[ABOUT THIS TASK] Pull out each line of the data that includes the word "tempor".

----- RECORDS PROVIDED -----

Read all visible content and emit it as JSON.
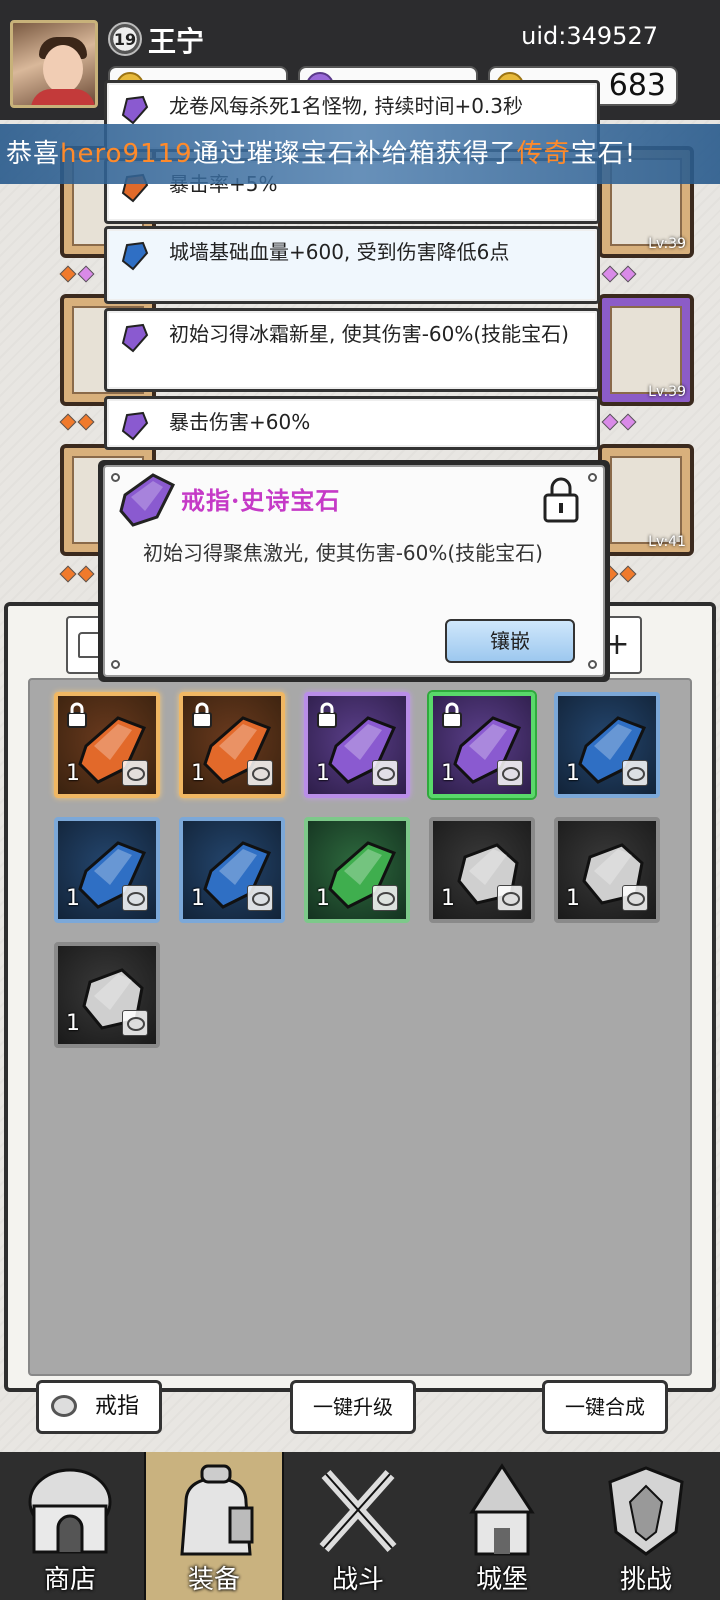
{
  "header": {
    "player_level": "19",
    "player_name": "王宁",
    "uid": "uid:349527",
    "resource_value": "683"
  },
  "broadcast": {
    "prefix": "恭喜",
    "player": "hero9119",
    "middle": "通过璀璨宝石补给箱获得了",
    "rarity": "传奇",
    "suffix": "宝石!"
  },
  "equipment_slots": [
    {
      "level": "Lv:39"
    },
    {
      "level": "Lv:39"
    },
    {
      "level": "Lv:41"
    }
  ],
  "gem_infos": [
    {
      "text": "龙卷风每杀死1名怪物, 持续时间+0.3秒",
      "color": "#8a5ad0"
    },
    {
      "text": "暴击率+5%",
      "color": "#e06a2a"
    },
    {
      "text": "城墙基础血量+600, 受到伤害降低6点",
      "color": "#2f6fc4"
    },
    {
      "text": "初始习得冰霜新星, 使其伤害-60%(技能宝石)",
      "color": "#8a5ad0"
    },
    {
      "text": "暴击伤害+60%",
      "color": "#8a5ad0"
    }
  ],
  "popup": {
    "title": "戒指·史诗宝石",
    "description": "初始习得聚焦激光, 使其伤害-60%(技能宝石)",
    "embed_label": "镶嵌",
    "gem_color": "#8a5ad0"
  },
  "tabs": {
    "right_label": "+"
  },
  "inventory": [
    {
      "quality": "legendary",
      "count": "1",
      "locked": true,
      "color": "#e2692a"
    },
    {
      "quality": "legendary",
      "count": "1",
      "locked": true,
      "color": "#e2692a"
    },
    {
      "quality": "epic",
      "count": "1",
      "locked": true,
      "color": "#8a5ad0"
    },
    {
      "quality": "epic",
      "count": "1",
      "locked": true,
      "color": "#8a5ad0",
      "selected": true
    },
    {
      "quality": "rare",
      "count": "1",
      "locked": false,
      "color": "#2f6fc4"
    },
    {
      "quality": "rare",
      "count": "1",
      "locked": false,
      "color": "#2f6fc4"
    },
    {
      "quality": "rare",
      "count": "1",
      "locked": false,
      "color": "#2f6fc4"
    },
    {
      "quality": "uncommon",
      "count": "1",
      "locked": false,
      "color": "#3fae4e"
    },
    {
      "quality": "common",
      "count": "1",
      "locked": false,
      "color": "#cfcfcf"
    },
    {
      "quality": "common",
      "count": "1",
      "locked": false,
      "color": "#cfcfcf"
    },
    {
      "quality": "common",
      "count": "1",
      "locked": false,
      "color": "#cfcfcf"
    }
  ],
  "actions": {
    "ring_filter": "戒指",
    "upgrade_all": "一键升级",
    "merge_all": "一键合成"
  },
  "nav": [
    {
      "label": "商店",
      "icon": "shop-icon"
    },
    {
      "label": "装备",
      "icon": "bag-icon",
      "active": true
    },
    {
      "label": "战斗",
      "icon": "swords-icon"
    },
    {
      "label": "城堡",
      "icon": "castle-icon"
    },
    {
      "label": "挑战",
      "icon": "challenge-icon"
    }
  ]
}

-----
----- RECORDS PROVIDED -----

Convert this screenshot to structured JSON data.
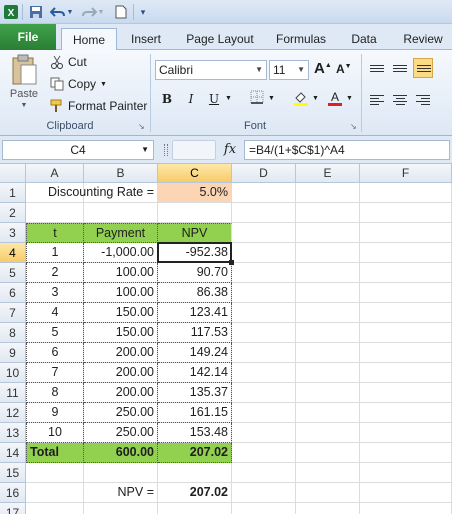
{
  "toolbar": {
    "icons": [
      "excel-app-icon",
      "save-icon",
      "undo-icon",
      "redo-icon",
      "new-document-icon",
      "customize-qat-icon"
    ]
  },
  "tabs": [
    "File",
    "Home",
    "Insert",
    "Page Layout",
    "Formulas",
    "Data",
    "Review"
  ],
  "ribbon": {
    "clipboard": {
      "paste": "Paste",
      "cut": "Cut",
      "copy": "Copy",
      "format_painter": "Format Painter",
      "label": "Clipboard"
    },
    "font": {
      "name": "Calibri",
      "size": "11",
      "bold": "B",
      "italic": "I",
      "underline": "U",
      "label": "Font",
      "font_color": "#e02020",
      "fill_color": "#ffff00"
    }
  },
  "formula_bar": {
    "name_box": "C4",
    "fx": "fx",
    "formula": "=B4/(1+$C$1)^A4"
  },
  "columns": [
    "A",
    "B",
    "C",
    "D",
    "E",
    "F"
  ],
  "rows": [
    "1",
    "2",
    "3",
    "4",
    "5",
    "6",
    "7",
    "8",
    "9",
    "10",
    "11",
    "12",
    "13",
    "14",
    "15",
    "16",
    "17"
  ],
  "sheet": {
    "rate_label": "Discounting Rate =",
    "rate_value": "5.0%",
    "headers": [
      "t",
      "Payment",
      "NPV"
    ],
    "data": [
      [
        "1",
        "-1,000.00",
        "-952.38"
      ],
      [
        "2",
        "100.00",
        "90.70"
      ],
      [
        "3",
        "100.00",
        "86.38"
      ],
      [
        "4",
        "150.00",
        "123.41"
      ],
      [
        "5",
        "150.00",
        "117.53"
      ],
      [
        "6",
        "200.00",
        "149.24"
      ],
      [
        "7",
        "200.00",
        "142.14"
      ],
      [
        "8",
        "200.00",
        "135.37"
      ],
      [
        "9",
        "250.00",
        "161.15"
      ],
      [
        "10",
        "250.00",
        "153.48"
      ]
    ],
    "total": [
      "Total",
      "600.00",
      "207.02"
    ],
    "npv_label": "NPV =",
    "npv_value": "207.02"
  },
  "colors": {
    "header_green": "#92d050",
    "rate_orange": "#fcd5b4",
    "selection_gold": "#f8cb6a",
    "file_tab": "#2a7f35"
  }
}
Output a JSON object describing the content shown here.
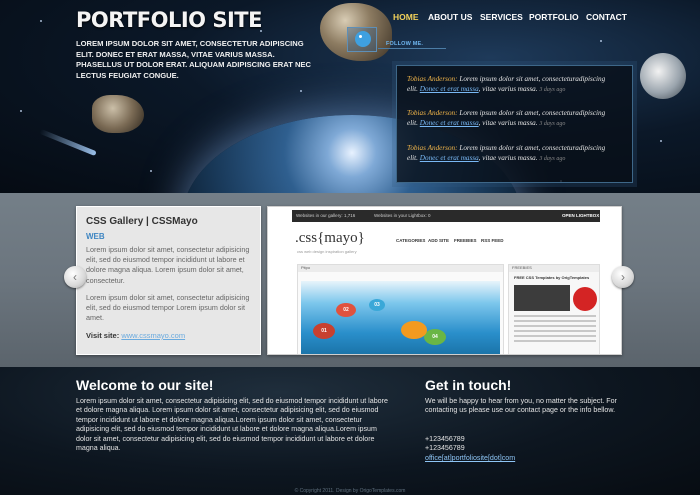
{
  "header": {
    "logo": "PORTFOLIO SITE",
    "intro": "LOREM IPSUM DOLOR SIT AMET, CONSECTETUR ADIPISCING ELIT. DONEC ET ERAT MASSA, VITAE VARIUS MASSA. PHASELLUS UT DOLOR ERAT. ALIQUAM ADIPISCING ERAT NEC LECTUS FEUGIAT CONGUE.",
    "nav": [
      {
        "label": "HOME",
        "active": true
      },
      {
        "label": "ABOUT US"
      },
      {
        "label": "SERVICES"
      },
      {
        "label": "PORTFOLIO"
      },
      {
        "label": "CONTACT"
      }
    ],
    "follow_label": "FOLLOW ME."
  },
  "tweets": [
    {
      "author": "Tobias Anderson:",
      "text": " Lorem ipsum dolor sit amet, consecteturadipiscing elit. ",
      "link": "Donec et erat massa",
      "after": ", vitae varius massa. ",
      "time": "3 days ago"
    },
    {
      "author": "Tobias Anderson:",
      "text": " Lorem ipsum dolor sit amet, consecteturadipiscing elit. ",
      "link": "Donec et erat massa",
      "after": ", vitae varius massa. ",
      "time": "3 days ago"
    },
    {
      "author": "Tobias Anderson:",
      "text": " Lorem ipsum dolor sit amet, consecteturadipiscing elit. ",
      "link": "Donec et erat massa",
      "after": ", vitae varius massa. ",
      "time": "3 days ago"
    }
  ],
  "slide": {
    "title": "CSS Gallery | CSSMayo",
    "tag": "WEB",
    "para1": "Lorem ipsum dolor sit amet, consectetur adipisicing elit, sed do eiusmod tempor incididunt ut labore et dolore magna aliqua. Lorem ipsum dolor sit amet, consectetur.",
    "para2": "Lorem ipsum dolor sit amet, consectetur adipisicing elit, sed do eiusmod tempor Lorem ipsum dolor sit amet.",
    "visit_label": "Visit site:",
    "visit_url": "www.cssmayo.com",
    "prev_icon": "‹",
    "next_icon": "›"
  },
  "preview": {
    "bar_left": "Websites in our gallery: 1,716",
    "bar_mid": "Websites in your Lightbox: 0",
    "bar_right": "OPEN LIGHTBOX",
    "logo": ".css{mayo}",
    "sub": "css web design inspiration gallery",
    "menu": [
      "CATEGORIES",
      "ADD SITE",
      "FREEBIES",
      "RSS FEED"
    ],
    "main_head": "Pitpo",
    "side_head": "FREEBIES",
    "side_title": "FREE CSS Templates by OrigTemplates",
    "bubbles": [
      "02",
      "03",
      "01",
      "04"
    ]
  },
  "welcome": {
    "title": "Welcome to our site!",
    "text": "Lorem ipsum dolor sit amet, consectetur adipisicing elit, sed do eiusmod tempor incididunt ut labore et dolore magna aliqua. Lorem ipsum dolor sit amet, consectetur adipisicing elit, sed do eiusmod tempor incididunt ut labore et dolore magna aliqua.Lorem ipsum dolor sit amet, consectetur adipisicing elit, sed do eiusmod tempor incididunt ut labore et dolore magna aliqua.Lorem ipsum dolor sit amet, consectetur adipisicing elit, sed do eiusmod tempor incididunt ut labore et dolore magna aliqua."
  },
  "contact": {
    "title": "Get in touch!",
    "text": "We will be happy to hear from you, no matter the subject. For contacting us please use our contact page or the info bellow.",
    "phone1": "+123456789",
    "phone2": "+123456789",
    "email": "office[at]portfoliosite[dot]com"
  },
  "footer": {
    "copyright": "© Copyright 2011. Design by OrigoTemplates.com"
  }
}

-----

[SOLUTION TO THE EXERCISE]
    "para1": "Lorem ipsum dolor sit amet, consectetur adipisicing elit, sed do eiusmod tempor incididunt ut labore et dolore magna aliqua. Lorem ipsum dolor sit amet, consectetur.",
    "para2": "Lorem ipsum dolor sit amet, consectetur adipisicing elit, sed do eiusmod tempor Lorem ipsum dolor sit amet.",
    "text": "Lorem ipsum dolor sit amet, consectetur adipisicing elit, sed do eiusmod tempor incididunt ut labore et dolore magna aliqua. Lorem ipsum dolor sit amet, consectetur adipisicing elit, sed do eiusmod tempor incididunt ut labore et dolore magna aliqua.Lorem ipsum dolor sit amet, consectetur adipisicing elit, sed do eiusmod tempor incididunt ut labore et dolore magna aliqua.Lorem ipsum dolor sit amet, consectetur adipisicing elit, sed do eiusmod tempor incididunt ut labore et dolore magna aliqua."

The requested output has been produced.